### Your objective
Please work out how many lines below contain the word "JSON", and reply with only that number.

Dataset items:
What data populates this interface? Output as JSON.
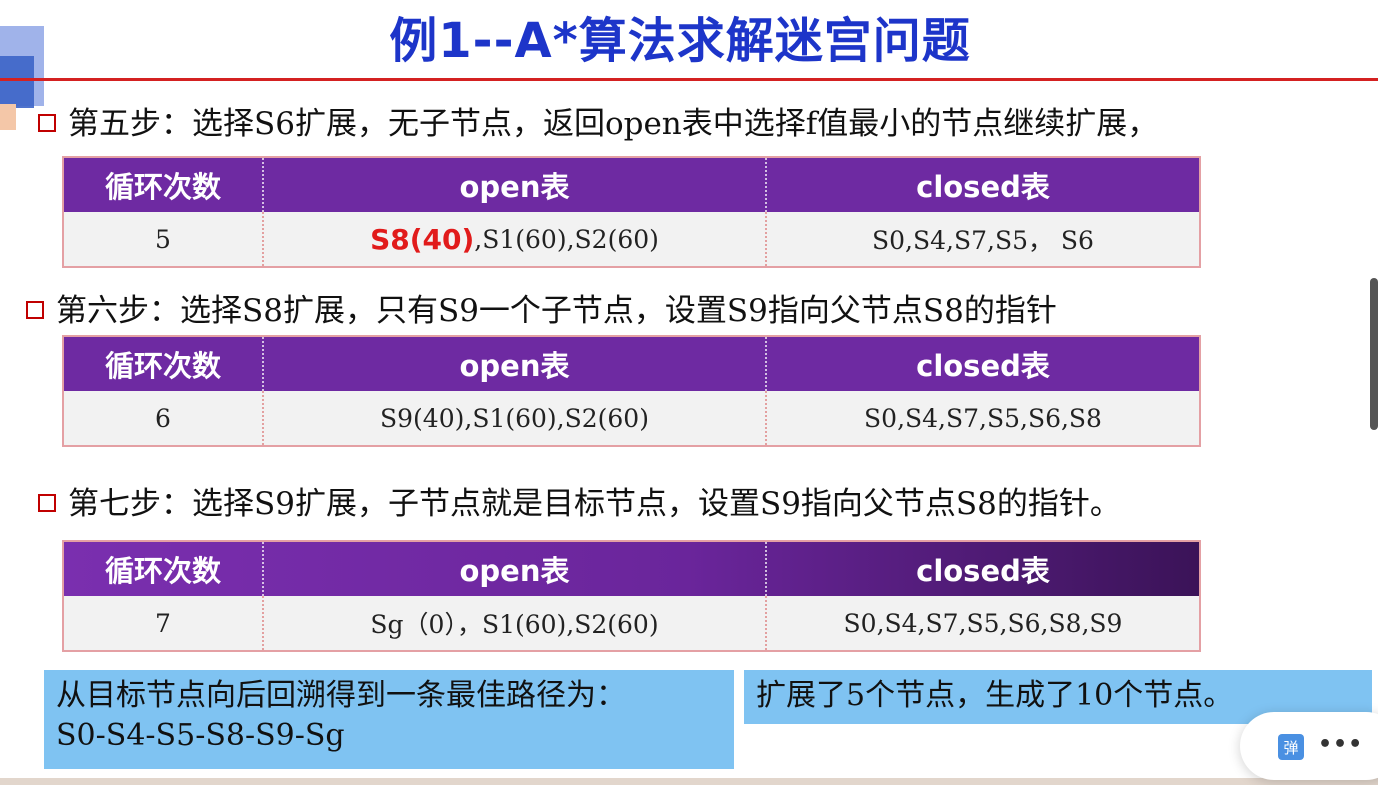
{
  "title": "例1--A*算法求解迷宫问题",
  "steps": [
    {
      "text": "第五步：选择S6扩展，无子节点，返回open表中选择f值最小的节点继续扩展，"
    },
    {
      "text": "第六步：选择S8扩展，只有S9一个子节点，设置S9指向父节点S8的指针"
    },
    {
      "text": "第七步：选择S9扩展，子节点就是目标节点，设置S9指向父节点S8的指针。"
    }
  ],
  "table_headers": {
    "loop": "循环次数",
    "open": "open表",
    "closed": "closed表"
  },
  "tables": [
    {
      "loop": "5",
      "open_highlight": "S8(40)",
      "open_rest": ",S1(60),S2(60)",
      "closed": "S0,S4,S7,S5， S6"
    },
    {
      "loop": "6",
      "open": "S9(40),S1(60),S2(60)",
      "closed": "S0,S4,S7,S5,S6,S8"
    },
    {
      "loop": "7",
      "open": "Sg（0），S1(60),S2(60)",
      "closed": "S0,S4,S7,S5,S6,S8,S9"
    }
  ],
  "conclusion": {
    "path_line1": "从目标节点向后回溯得到一条最佳路径为：",
    "path_line2": "S0-S4-S5-S8-S9-Sg",
    "summary": "扩展了5个节点，生成了10个节点。"
  },
  "floating_toolbar": {
    "danmu_label": "弹",
    "more_label": "•••"
  },
  "colors": {
    "title": "#1d35c9",
    "header_bg": "#6e2aa2",
    "highlight": "#e11b1b",
    "box_bg": "#7fc3f2",
    "rule": "#d42121"
  }
}
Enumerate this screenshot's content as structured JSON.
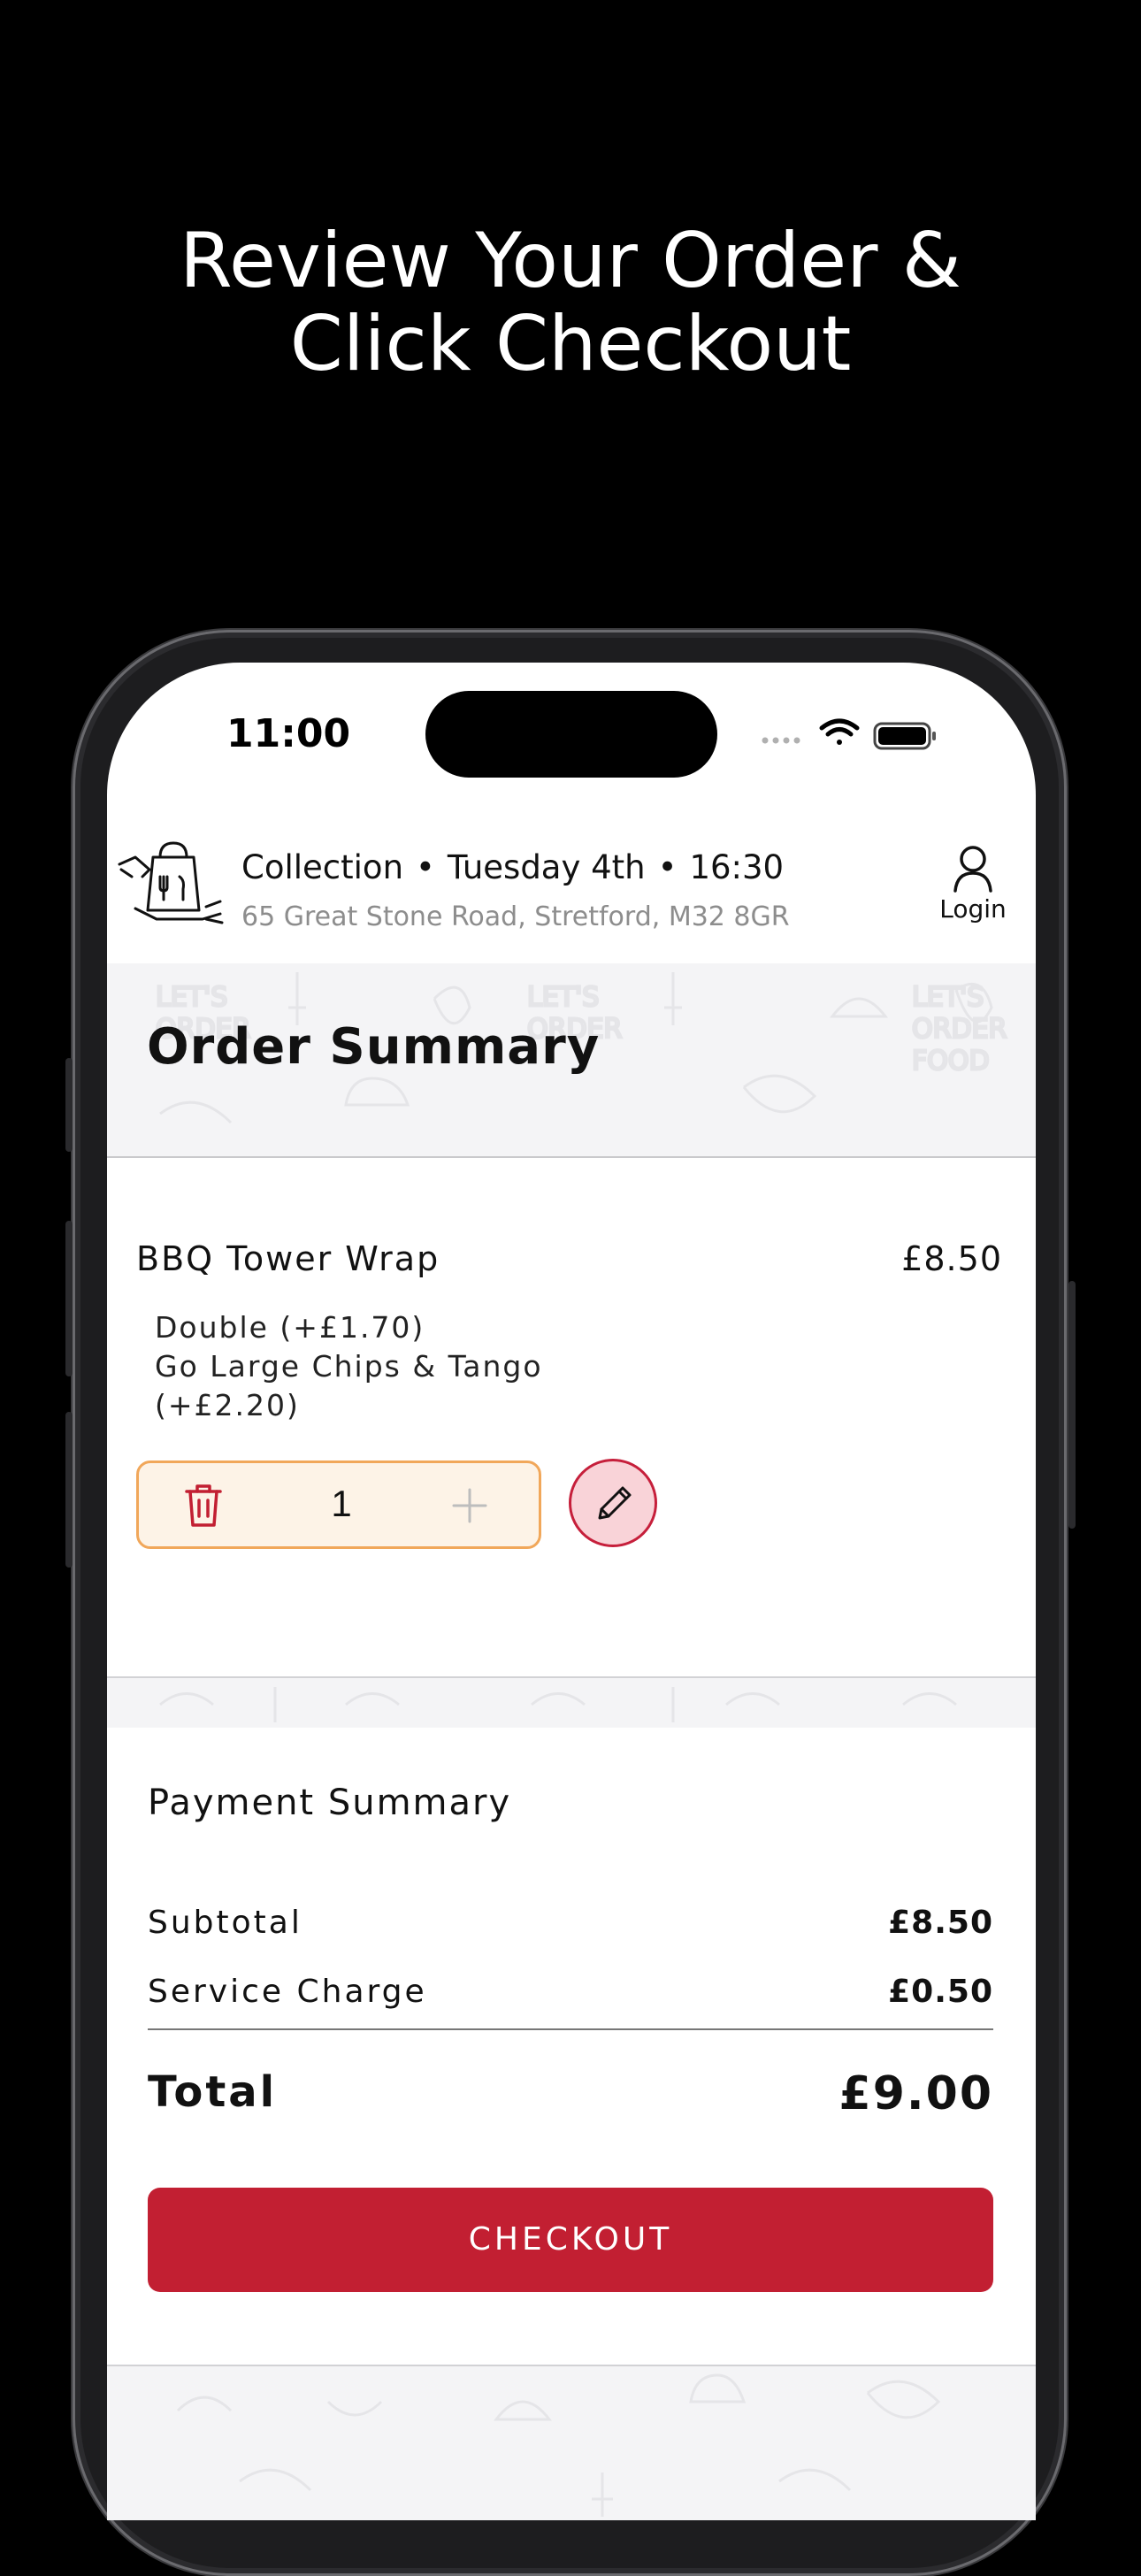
{
  "promo": {
    "headline_line1": "Review Your Order &",
    "headline_line2": "Click Checkout"
  },
  "status_bar": {
    "time": "11:00"
  },
  "header": {
    "order_type": "Collection",
    "day": "Tuesday 4th",
    "time": "16:30",
    "address": "65 Great Stone Road, Stretford, M32  8GR",
    "login_label": "Login"
  },
  "order_summary": {
    "title": "Order Summary",
    "items": [
      {
        "name": "BBQ Tower Wrap",
        "price": "£8.50",
        "modifiers": [
          "Double (+£1.70)",
          "Go Large Chips & Tango",
          "(+£2.20)"
        ],
        "quantity": "1"
      }
    ]
  },
  "payment_summary": {
    "title": "Payment Summary",
    "subtotal_label": "Subtotal",
    "subtotal_value": "£8.50",
    "service_label": "Service Charge",
    "service_value": "£0.50",
    "total_label": "Total",
    "total_value": "£9.00",
    "checkout_label": "CHECKOUT"
  },
  "colors": {
    "accent": "#c21f32",
    "qty_border": "#f1a75a",
    "qty_bg": "#fdf3e7"
  }
}
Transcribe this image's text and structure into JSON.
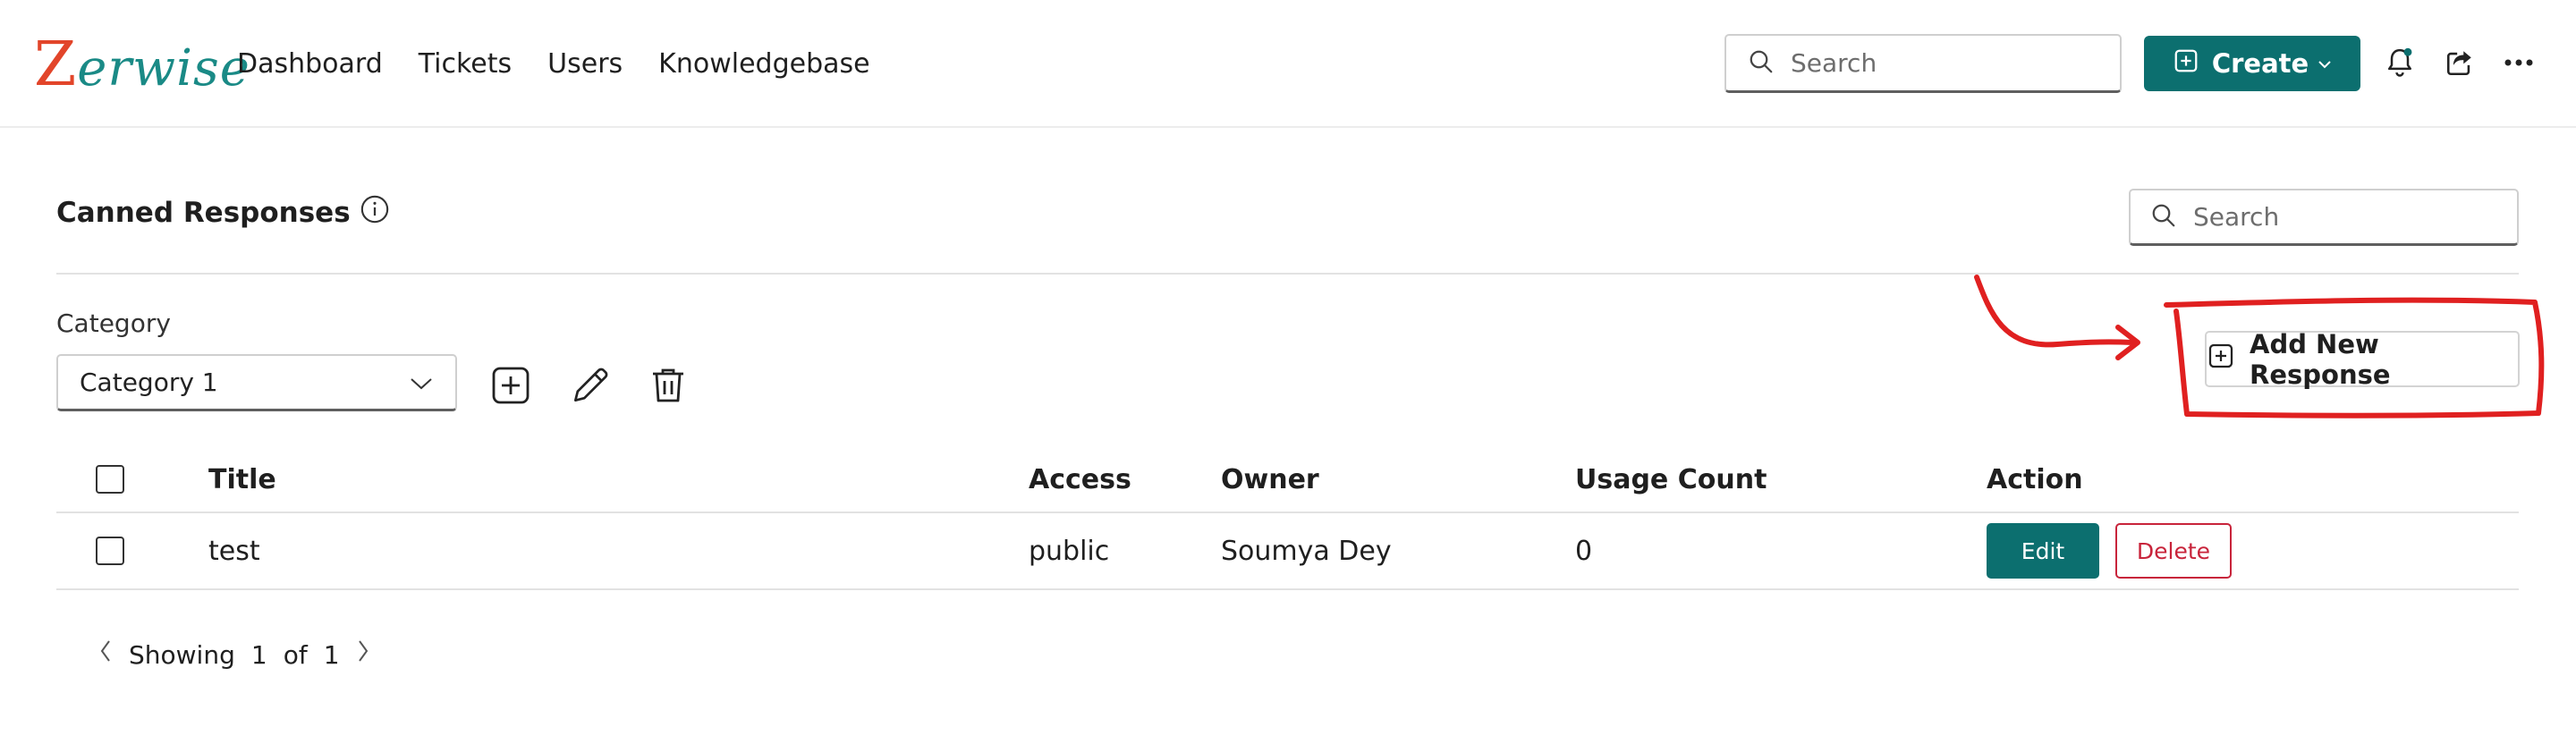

### Task result
3